The rest of us can start having a laugh at the can of worms the release of the 250,000 documents has opened.
The documents which were sent to WikiLeaks and shown to a number of newspapers prior to publication on the whistle-blowing web site, contain masses of information, much of which - as the US authorities predicted - is likely to damage US relationships around the world for years to come.
The cables show that the US uses its embassies as part of its global spying network, detailing how diplomats have to keep files on the people they meet, and telling them to include whatever details they can get their hands on, like credit card numbers, details of frequent flyer accounts, or even - if they manage to get a quick swab in their cheek - DNA material.
If we start at home, Britain is labelled 'paranoid' about the so-called special relationship with the US, a fact the US wants to exploit by keeping British government "off-balance" about it.
Despite the scorn, though, the cables reveal the US military isn't beyond flying secret torture missions from UK bases. Also unveiled is a scheme to mislead the British parliament over the use of banned US weapons.
The cables include thousands of files from the Bush presidency but also come bang up to date with missives relating to Hillary Clinton's time as Secretary of State. Clinton has spent most of the week on the phone trying to patch up relationships threatened by the leak.
Not surprisingly, the White House has released a statement condemning the release of the cables. "Such disclosures put at risk our diplomats, intelligence professionals, and people around the world who come to the US for assistance in promoting democracy and open government. By releasing stolen and classified documents, WikiLeaks has put at risk not only the cause of human rights but also the lives and work of these individuals."
The cables are marked "Sipdis" – secret Internet protocol distribution and mostly considered "moderately secret". Some 9,000 of the cables are marked "secret noforn" [no foreigners]. More than 11,000 are marked "secret," according to the Guardian's quick trawl through the stash.
WikLeaks has shown the documents to the Guardian, the New York Times, Der Spiegel in Germany, Le Monde in France and El País in Spain.
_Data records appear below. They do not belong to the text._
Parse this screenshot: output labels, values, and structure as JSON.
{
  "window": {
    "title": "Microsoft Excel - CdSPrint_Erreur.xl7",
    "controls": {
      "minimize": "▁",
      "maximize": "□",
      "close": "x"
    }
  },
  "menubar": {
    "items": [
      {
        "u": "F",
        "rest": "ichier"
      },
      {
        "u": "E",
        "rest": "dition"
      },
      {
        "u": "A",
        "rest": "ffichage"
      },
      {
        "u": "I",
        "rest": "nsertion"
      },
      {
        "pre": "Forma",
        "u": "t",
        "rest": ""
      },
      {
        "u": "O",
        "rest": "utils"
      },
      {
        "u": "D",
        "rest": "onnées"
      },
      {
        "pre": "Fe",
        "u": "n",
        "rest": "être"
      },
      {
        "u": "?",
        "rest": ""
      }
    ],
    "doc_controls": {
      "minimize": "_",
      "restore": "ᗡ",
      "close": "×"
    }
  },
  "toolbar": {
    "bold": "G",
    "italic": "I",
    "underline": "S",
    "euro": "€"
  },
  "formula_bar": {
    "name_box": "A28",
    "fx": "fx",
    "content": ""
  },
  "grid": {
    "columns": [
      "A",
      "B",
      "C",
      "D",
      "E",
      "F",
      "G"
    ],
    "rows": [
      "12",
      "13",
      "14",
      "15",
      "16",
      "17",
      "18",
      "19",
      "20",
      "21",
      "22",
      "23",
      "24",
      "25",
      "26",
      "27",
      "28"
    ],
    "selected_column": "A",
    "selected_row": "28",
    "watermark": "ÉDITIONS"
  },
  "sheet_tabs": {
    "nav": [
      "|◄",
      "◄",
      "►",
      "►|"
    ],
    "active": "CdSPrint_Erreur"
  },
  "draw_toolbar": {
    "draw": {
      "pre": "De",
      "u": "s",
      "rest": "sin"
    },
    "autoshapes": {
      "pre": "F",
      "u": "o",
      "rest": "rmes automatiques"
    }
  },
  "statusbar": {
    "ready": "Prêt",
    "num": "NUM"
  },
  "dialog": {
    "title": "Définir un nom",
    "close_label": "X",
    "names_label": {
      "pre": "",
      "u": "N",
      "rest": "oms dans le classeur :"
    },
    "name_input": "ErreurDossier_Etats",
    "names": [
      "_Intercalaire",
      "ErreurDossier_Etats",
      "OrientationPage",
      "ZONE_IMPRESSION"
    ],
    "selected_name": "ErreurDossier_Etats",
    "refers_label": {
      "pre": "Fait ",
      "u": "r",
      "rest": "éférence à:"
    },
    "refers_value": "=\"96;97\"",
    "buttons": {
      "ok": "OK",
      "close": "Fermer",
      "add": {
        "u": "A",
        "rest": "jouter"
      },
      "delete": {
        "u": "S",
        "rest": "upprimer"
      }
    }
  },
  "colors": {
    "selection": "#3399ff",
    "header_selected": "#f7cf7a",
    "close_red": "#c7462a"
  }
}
The organisation said it is redacting some of the contents of the cables to protect some named individuals.
A 22-year-old intelligence analyst Bradley Manning was charged with leaking many of these cables, along with a gun-camera video of an Apache helicopter crew mistakenly killing two Reuters news agency employees in Baghdad in 2007, which was subsequently posted by WikiLeaks. Manning is facing a court martial.
The state department has written to WikiLeaks founder Julian Assange warning that the cables were obtained illegally and whining that their exposure could threaten "the lives of countless innocent individuals … ongoing military operations … and cooperation between countries".